* _Work to complete_
Copy every record exactly as it appears in the data below.

* _Input material_
-----
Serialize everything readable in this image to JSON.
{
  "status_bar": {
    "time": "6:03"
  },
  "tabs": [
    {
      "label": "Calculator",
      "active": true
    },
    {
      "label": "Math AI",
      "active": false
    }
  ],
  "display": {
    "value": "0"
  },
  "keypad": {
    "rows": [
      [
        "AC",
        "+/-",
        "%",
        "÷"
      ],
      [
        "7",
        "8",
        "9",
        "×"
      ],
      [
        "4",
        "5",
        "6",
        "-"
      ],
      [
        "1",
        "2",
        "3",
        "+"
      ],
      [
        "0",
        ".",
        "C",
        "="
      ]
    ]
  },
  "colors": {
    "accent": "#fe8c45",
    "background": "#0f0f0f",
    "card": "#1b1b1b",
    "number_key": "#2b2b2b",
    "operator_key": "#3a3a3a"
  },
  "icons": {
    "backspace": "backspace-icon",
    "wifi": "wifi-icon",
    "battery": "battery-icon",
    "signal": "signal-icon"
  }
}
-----
* _The completed task_
Serialize everything readable in this image to JSON.
{
  "status_bar": {
    "time": "6:03"
  },
  "tabs": [
    {
      "label": "Calculator",
      "active": true
    },
    {
      "label": "Math AI",
      "active": false
    }
  ],
  "display": {
    "value": "0"
  },
  "keypad": {
    "rows": [
      [
        "AC",
        "+/-",
        "%",
        "÷"
      ],
      [
        "7",
        "8",
        "9",
        "×"
      ],
      [
        "4",
        "5",
        "6",
        "-"
      ],
      [
        "1",
        "2",
        "3",
        "+"
      ],
      [
        "0",
        ".",
        "C",
        "="
      ]
    ]
  },
  "colors": {
    "accent": "#fe8c45",
    "background": "#0f0f0f",
    "card": "#1b1b1b",
    "number_key": "#2b2b2b",
    "operator_key": "#3a3a3a"
  },
  "icons": {
    "backspace": "backspace-icon",
    "wifi": "wifi-icon",
    "battery": "battery-icon",
    "signal": "signal-icon"
  }
}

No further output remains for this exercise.